Partner Organizations and Cooperatives: Adhikaar, Apple Eco Cleaning, Brightly, La Colmena Community Job Center, Love and Learn, Lunicorns.
Project Luz: Gladys Almonte, Adonis Anchundia, Elvia Arellano, Yuli Baena, Corina Bartra, Manuel Cando, Mariana Castro, Roberta Chalini, Miguel Nieto Córdoba, Carmen De Los Santos, Sobeyra Diaz, Elder Esteban, Clara Fajardo, Patricia Huancayo, Adriana Lemus, Lydia Medina, Veronica Muñoz, Guadalupe Nava, Rosario Pascuale, Javit Pastrana, Veronica Ramirez, Valeria Reyes, Melani Rid, Alejandra Rodriguez, Juliana Salazar, Karem Sandigo, Laura Valderrama, Claudia Yac, Paola Zorzenon
Presented byUnited Photo Industries with Project Luz
Printing byDigital Silver Imaging
Project Luz is a nomadic space to share, learn, and experiment using photography as a tool of empowerment for immigrant communities. Project Luz partners with community groups and organizations to facilitate encounters where participants learn and co-create images inspired by identity and life stories. At Project Luz, workshop participants explore their experience of the city, and present stories from their individual migrant perspectives.
Workers are engaged in art making and storytelling strategies under El Worker’s Studio project for several months. In these encounters, facilitated through artist Sol Aramendi, immigrant workers learn photography and produce new work. They share their life stories of resilience and immigration, and how their peers empower them to succeed. They discuss the value of their work and photograph their daily routine.
Encouraging new immigrants to lead through art, Sol Aramendi works on socially engaged art collaborations that continue to be a part of an evolving social sculpture between labor, immigration, and art.
Seventeen years ago, she moved from Argentina to the United States and founded Project Luz. The heart of the work consists of facilitating a series of forums called The Workers Studio, where community members can use their own imagination and skills to come up with solutions, responses, and actions.

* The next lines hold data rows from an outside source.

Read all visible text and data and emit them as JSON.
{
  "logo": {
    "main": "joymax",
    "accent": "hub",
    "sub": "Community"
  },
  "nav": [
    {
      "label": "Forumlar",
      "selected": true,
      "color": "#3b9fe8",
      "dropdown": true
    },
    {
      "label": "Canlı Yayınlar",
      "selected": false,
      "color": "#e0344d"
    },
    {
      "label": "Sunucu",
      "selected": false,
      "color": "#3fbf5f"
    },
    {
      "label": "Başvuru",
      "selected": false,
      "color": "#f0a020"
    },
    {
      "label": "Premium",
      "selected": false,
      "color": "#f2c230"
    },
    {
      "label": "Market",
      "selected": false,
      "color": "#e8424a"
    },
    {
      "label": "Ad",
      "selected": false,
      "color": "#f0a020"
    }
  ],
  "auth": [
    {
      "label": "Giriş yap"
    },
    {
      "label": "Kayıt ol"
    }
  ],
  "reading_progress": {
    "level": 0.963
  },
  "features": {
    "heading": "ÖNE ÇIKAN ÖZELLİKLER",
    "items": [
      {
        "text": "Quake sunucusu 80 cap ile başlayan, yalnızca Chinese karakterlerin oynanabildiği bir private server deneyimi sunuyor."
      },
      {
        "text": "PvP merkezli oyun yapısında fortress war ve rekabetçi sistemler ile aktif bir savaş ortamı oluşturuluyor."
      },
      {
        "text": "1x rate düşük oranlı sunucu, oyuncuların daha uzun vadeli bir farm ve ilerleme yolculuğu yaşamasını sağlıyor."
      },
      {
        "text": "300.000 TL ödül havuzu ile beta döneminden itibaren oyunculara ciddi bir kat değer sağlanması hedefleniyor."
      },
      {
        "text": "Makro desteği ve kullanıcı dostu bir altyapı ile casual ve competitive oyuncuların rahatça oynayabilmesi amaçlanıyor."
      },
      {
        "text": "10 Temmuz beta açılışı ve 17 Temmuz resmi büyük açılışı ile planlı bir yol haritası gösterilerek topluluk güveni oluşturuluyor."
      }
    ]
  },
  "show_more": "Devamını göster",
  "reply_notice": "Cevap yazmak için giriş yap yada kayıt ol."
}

For this project, I built on my close ties with the workers of the New York City day-laborer community organizations, which have been the backbone of my professional experience, and deeply embedded in my personal artistic practice. As a facilitator, I use art strategies and the tools from my experience of community organizing in the labor movement. I accompany my work with reflections on participatory action research, and include pedagogical strategies from my work as a teacher.
Our projects are forums to build creative, social spaces through dialogue and cross-pollination. I have enabled the engagement of innumerable immigrant workers to discuss their issues in a social and creative space.